Write out each entry below exactly. Do not include the images.

Top of SOURCE DATA

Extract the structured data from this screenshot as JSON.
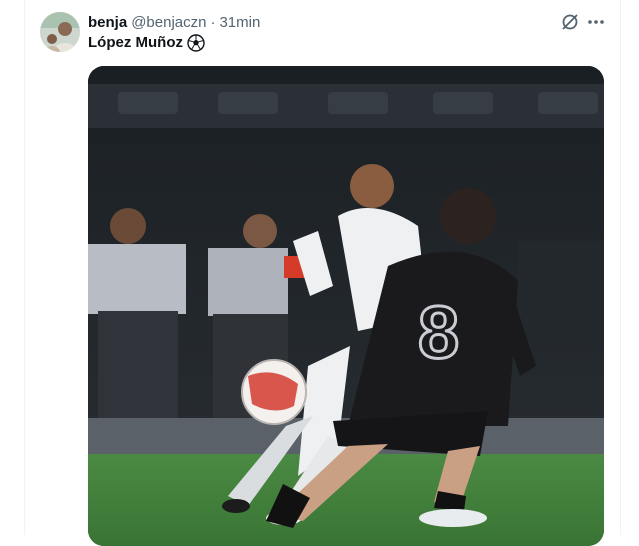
{
  "tweet": {
    "author_name": "benja",
    "author_handle": "@benjaczn",
    "separator": "·",
    "time": "31min",
    "text": "López Muñoz",
    "emoji": "soccer-ball-icon"
  },
  "icons": {
    "grok": "grok-icon",
    "more": "more-options-icon"
  },
  "colors": {
    "text_primary": "#0f1419",
    "text_secondary": "#536471",
    "pitch_green": "#3f7d3a"
  }
}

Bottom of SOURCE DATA

EXERCISE RESULT —
Extract the structured data from this screenshot as JSON.
{
  "tweet": {
    "author_name": "benja",
    "author_handle": "@benjaczn",
    "separator": "·",
    "time": "31min",
    "text": "López Muñoz",
    "emoji": "soccer-ball-icon"
  },
  "icons": {
    "grok": "grok-icon",
    "more": "more-options-icon"
  },
  "colors": {
    "text_primary": "#0f1419",
    "text_secondary": "#536471",
    "pitch_green": "#3f7d3a"
  }
}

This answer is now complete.